The abstraction layer provides unified access, and then on top of that we build implementations based on different use cases.
Next, if you want to make a change, instead of coming from different sizes and different sources you just create a new node and edge. You record this new information inside this graph and by doing this it’s very easy to model this data.
All of this could be done in STAR schema. You may also learn how to visualize a SQL in graph. The benefit of doing so will accumulate if you continue. That is how we continuously enrich our data once we have a way to manage it.
If we want to very quickly build our database, a good practice pattern that we leveraged, is to use Spark. We do the transformations from raw to responding files that are ready to be loaded into a graph database.
Then we leverage batch loading to do some of the work. The rest we leverage with Neo4j’s graph libraries. We have found this to be an efficient way to build your data in the proper cadence you choose.
Let’s go on to the second step.
Now that you have a way to record, manage and to represent your data the next big part is to continue to enrich it.
In our case we want to manage the customer’s touch points along the user journey. We have to share the graph database, and then we start to build connections of existing dots.
Our team has to leverage different techniques seen below and work together with the business.
We have to translate their business rules into new connections within this graph, and then add new connections.
This gives us the capability to better understand the graphical connections. In our case, that is a user inside the user journey.
High-Level Case Example
Here is an example of a high-level case.
In this scenario, we have to incorporate data or information from different data banks for a customer. With our system using Neo4j, we don’t have to do the heavy lifting.
You leverage the graph database to connect the data, then enhance your analytics units across boundaries.

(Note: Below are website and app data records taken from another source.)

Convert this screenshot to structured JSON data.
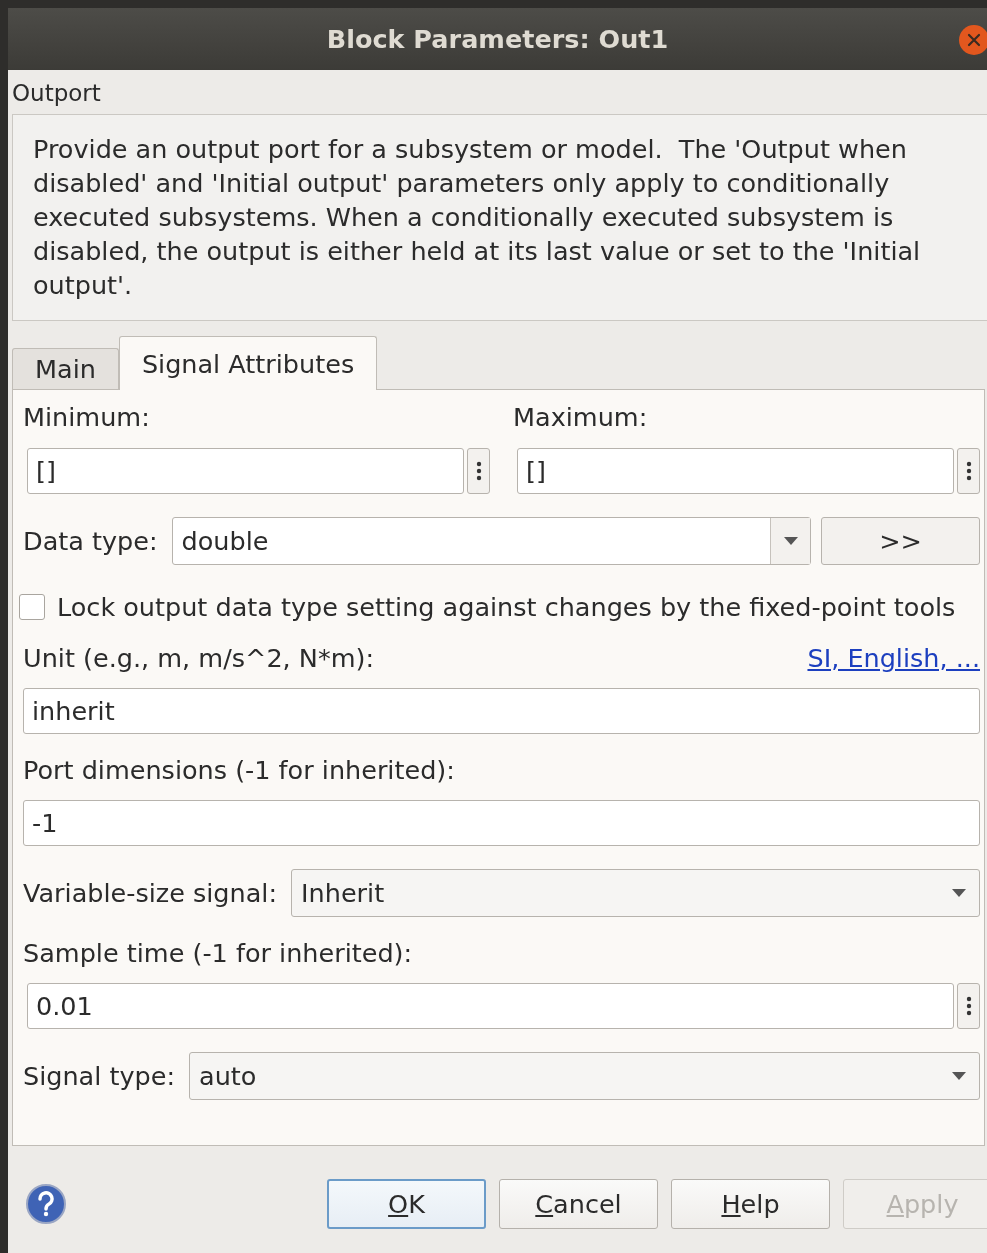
{
  "window": {
    "title": "Block Parameters: Out1",
    "close_button": true
  },
  "block_type": "Outport",
  "description": "Provide an output port for a subsystem or model.  The 'Output when disabled' and 'Initial output' parameters only apply to conditionally executed subsystems. When a conditionally executed subsystem is disabled, the output is either held at its last value or set to the 'Initial output'.",
  "tabs": [
    {
      "label": "Main",
      "selected": false
    },
    {
      "label": "Signal Attributes",
      "selected": true
    }
  ],
  "parameters": [
    {
      "kind": "pair",
      "items": [
        {
          "label": "Minimum:",
          "value": "[]"
        },
        {
          "label": "Maximum:",
          "value": "[]"
        }
      ]
    },
    {
      "kind": "select",
      "label": "Data type:",
      "value": "double",
      "assistant_button": ">>"
    },
    {
      "kind": "checkbox",
      "label": "Lock output data type setting against changes by the fixed-point tools",
      "checked": false
    },
    {
      "kind": "text",
      "label": "Unit (e.g., m, m/s^2, N*m):",
      "link": "SI, English, ...",
      "value": "inherit"
    },
    {
      "kind": "text",
      "label": "Port dimensions (-1 for inherited):",
      "value": "-1"
    },
    {
      "kind": "select",
      "label": "Variable-size signal:",
      "value": "Inherit"
    },
    {
      "kind": "text",
      "label": "Sample time (-1 for inherited):",
      "value": "0.01",
      "menu_button": true
    },
    {
      "kind": "select",
      "label": "Signal type:",
      "value": "auto"
    }
  ],
  "buttons": [
    {
      "label": "OK",
      "default": true,
      "disabled": false,
      "mnemonic_underlined": true
    },
    {
      "label": "Cancel",
      "default": false,
      "disabled": false,
      "mnemonic_underlined": true
    },
    {
      "label": "Help",
      "default": false,
      "disabled": false,
      "mnemonic_underlined": true
    },
    {
      "label": "Apply",
      "default": false,
      "disabled": true,
      "mnemonic_underlined": true
    }
  ]
}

Below is another example of how to add more insights in that graph.
Suppose Bob is an employee of ABC U.S. – a child company ofABC. They also have another child company called ABC New York.
By leveraging other information, your data science team may come up with a better understanding of how Bob is related to this organization and where he fits within the hierarchy.

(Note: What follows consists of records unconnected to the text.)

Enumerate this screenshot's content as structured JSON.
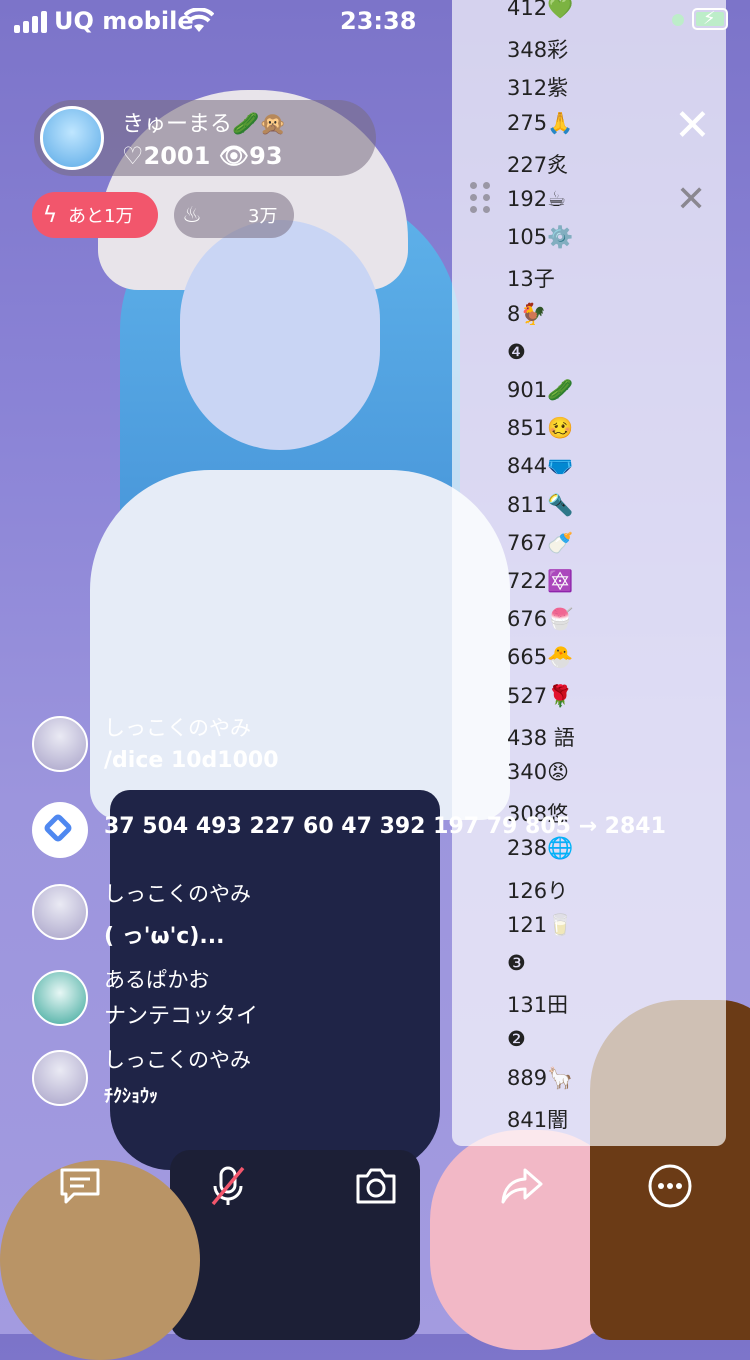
{
  "status_bar": {
    "carrier": "UQ mobile",
    "time": "23:38"
  },
  "host": {
    "name": "きゅーまる🥒🙊",
    "likes": "♡2001",
    "views": "👁93"
  },
  "badges": {
    "remaining": "あと1万",
    "fire": "3万"
  },
  "ranking": [
    "412💚",
    "348彩",
    "312紫",
    "275🙏",
    "227炙",
    "192☕",
    "105⚙️",
    "13子",
    "8🐓",
    "❹",
    "901🥒",
    "851🥴",
    "844🩲",
    "811🔦",
    "767🍼",
    "722🔯",
    "676🍧",
    "665🐣",
    "527🌹",
    "438 語",
    "340😡",
    "308悠",
    "238🌐",
    "126り",
    "121🥛",
    "❸",
    "131田",
    "❷",
    "889🦙",
    "841闇"
  ],
  "comments": [
    {
      "name": "しっこくのやみ",
      "text": "/dice 10d1000"
    },
    {
      "name": "",
      "text": "37 504 493 227 60 47 392 197 79 805 → 2841"
    },
    {
      "name": "しっこくのやみ",
      "text": "( っ'ω'c)..."
    },
    {
      "name": "あるぱかお",
      "text": "ナンテコッタイ"
    },
    {
      "name": "しっこくのやみ",
      "text": "ﾁｸｼｮｳｯ"
    }
  ],
  "toolbar": [
    "comment-icon",
    "mic-off-icon",
    "camera-icon",
    "share-icon",
    "more-icon"
  ],
  "colors": {
    "accent_red": "#f2566c",
    "battery_green": "#34c759"
  }
}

In this case, the lines below will show the work of the data science team.
Bob belongs to a development department with the ABC New York site and it’s not a financial department.
Another data scientist’s algorithms may help us find out who to reach out to in order to sell a product. That information will be based off of the history and the external information found. Then I recommend to the sales and marketing teams the best approach.
Now your business team knows when it is appropriate to contact Bob for this product. You are also continuously enriching your graph database and building a knowledge graph.
A lot of insightful information could be mined from a knowledge graph. That is why we place a lot of importance on continuously enriching the database.
Once we have a way to manage our data sources, we draw a better understanding from them.
Another part of leveraging comes from graph algorithm libraries. We find community patterns within data. We also find the most important notes that will connect you to more opportunities.
What Neo4j Has Done for CA Technologies
CA Technologies has undergone some exciting changes since working with Neo4j.
We have leveraged a graph, a new natural language, capabilities and graph database to provide a convenient service for our sales and marketing guys.
The sales operations team don’t have to know any SQL or any query languages. They don’t have to call us or a data scientist to figure out the data.
All they need to do is enrich our datasets with their external knowledge. We translate a natural language into a graph query. Then view everything behind the scenes. The final product spits out answers to all of our business teams.
Want to learn more on how relational databases compare to their graph counterparts? Get The Definitive Guide to Graph Databases for the RDBMS Developer, and discover when and how to use graphs in conjunction with your relational database.
Get the Ebook
Get the Ebook